Tui begins with just a hint of the lesser known aspects of Texas history. It did not all start and end at the Alamo! There is a deep and rich history that includes a sizable German immigrant community throughout the state (primarily from pre-World War I Germany), a strong Spanish and Mexican influence (it was part of Spain at one point), a bit of French influence (likewise), a fierce independence (it was a separate nation for awhile), and its own celebration of Emancipation.
Tui’s book focuses on places and events in and around the Dallas/Fort Worth metroplex. I lived in the area for several years and I sincerely feel she has picked some of the best examples of Texan quirkiness and general cultural interest. And, she’s right. There is a bank and a church in every town of any size. She doesn’t mention it but you need a road map to know if you are in a dry county or not and at least one town is split down main street. Texan’s can be the friendliest, or the most aloof (I never figured out the code on that one). Here are a few quick notes on some of her discoveries.
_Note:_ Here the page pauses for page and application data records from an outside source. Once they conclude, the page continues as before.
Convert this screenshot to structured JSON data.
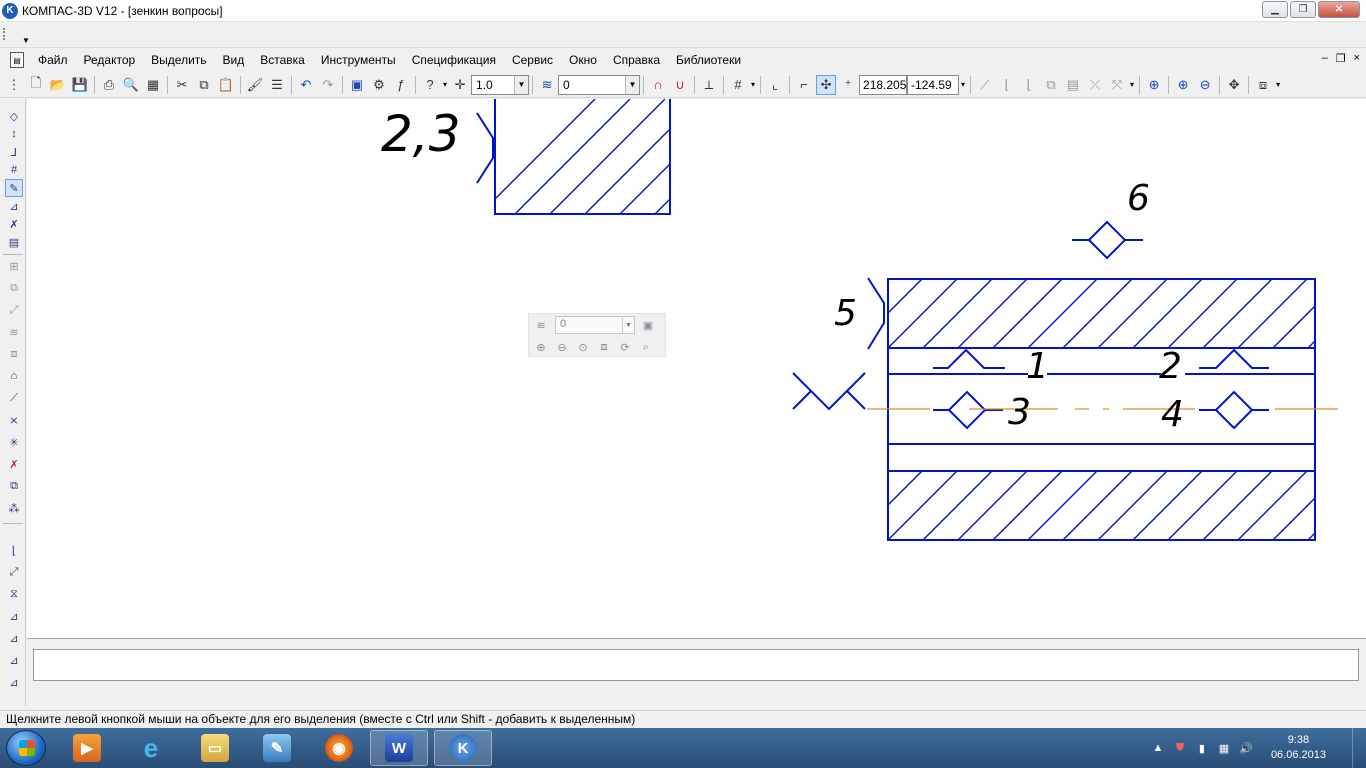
{
  "window": {
    "title": "КОМПАС-3D V12 - [зенкин вопросы]",
    "minimize": "▁",
    "restore": "❐",
    "close": "✕"
  },
  "menu": {
    "items": [
      "Файл",
      "Редактор",
      "Выделить",
      "Вид",
      "Вставка",
      "Инструменты",
      "Спецификация",
      "Сервис",
      "Окно",
      "Справка",
      "Библиотеки"
    ],
    "doc_minimize": "–",
    "doc_restore": "❐",
    "doc_close": "×"
  },
  "toolbar": {
    "step_value": "1.0",
    "layer_value": "0",
    "coord_x": "218.205",
    "coord_y": "-124.59"
  },
  "floating_palette": {
    "layer_value": "0"
  },
  "drawing": {
    "labels": {
      "top_left": "2,3",
      "n1": "1",
      "n2": "2",
      "n3": "3",
      "n4": "4",
      "n5": "5",
      "n6": "6"
    },
    "line_color": "#0014c8",
    "axis_color": "#e08a28"
  },
  "statusbar": {
    "hint": "Щелкните левой кнопкой мыши на объекте для его выделения (вместе с Ctrl или Shift - добавить к выделенным)"
  },
  "taskbar": {
    "word_label": "W",
    "kompas_label": "K",
    "time": "9:38",
    "date": "06.06.2013"
  }
}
Tui’s description of Antique Alley took me back to a number of pleasant bits and pieces. It sounded very much like First Mondays in Canton (east of Dallas and a bit north of Athens). Yep, people with everything from card tables to the latest in motor homes. Crafts, imports, garage sales, and some of the most fascinating antiques you’ll find anywhere. Whole “towns” that spring up overnight for a few days or a week, trade like any carnival or traveling show, and then off they all go – somewhere over the horizon.
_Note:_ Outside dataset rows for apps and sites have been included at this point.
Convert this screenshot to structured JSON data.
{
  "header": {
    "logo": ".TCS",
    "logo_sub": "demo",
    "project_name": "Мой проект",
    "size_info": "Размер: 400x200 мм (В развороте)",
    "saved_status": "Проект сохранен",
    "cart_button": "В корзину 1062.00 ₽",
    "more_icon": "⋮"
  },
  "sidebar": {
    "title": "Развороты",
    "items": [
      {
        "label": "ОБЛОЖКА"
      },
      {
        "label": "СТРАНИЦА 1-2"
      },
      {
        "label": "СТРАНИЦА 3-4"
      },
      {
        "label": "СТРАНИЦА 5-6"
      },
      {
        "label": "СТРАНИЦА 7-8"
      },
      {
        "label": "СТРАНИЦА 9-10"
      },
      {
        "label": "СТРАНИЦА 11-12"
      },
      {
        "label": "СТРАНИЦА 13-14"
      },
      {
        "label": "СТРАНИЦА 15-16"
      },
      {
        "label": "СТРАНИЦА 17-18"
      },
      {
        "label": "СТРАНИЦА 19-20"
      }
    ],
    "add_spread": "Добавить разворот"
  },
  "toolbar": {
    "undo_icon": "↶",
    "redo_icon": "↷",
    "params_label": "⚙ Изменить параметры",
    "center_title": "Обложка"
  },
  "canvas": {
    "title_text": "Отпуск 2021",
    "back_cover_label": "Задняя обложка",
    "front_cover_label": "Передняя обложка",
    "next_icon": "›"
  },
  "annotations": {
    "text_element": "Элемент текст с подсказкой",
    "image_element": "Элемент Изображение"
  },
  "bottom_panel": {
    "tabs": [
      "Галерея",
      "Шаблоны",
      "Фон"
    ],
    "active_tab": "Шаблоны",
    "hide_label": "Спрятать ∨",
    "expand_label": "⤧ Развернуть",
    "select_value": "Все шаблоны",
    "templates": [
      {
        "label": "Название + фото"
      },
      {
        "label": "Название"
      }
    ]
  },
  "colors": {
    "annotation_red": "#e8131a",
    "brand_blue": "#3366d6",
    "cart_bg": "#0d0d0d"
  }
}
Speaking of Antiques, the “German town” area in hill country is a great place to visit for a number of reasons. First, Texas hill country is beautiful. New Braunfels, Kerrville, Fredericksburg, and Boerne are all German heritage communities with wonderful October fests and antique shops that market pieces that go as far back as immigration. Tui explains that the Texas-German dialect has developed rather differently than the mother tongue and in as many different ways as there were immigrants. The speaking of German became a misdemeanor in some places in Texas during WWII. Many Germans were sent to internment camps. This derailed the preservation of a unique dialect and many of those who still speak it are in their 60s. Hans Boas has created the Texas German Dialect Archive in an effort to preserve this piece of history.
Another stop on Tui’s tour is Archer City. Tiny little Texas county seat (Pop. Less than 1,800) with a lovely courthouse and one of the most famous bookstores in the country; Larry McMurtry’s Booked Up. Should you be among the uninitiated, Mr. McMurtry is the author of many books including Lonesome Dove. This is a huge book store with a stock of some 200,000 books shelved in 4 buildings which take up a full city block. Homey, well decorated, and with a stock ranging from collectors’ editions to used book treasures with budget prices, it is a fascinating place to explore the written word.
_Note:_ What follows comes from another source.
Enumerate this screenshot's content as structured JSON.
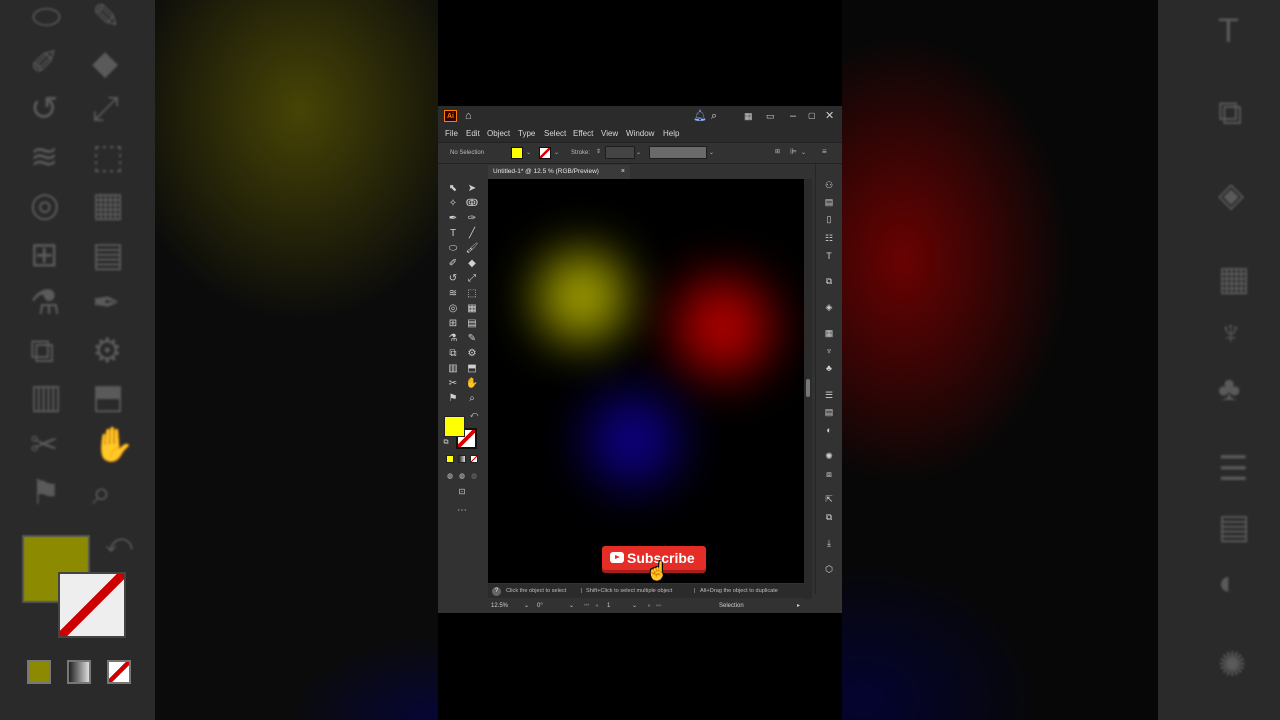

Little cubby holes, interesting activities, and even a buried space alien. Tui leads you through a number of day trips and describes the world in gentle humor. Who knows, her narrative may inspire you to look at your own home town in a different way and discover unexpected treasures right under your nose!
Tui Snider is a freelance writer and travel blogger specializing in offbeat sites, overlooked history, cultural traditions, and quirky travel destinations. Her articles and photos have appeared in BMIbaby, easyJet, Wizzit, Click, Ling, PlanetEye Traveler, iStopover, SkyEurope, and North Texas Farm and Ranch magazines, among others. She also wrote the shopping chapter for the “Time Out Naples: Capri, Sorrento, and the Amalfi Coast 2010” travel guidebook. Unexpected Texas is her first book.
For Tui, travel is a mindset. Her motto is “Even home is a travel destination,” and she believes that “The world is only boring if you take everyone else’s word for it.” She has worn a lot of hats in her life – literally – and is especially fond of berets. Her first book, Unexpected Texas is a guide to offbeat and overlooked places within easy reach of the Dallas – Fort Worth region of North Texas.
You can find Tui all around the web. Feel free to say hi:
For visitors to my site, Tui has selected the following prizes:A paperback of the book, an Unexpected Texas notebook,and a bag of sea salt dark chocolate caramel candy. The latter is a nod to the ancient sea that created the salt mines for Grand Saline! She wanted a tie-in with something historical for this stop on the tour.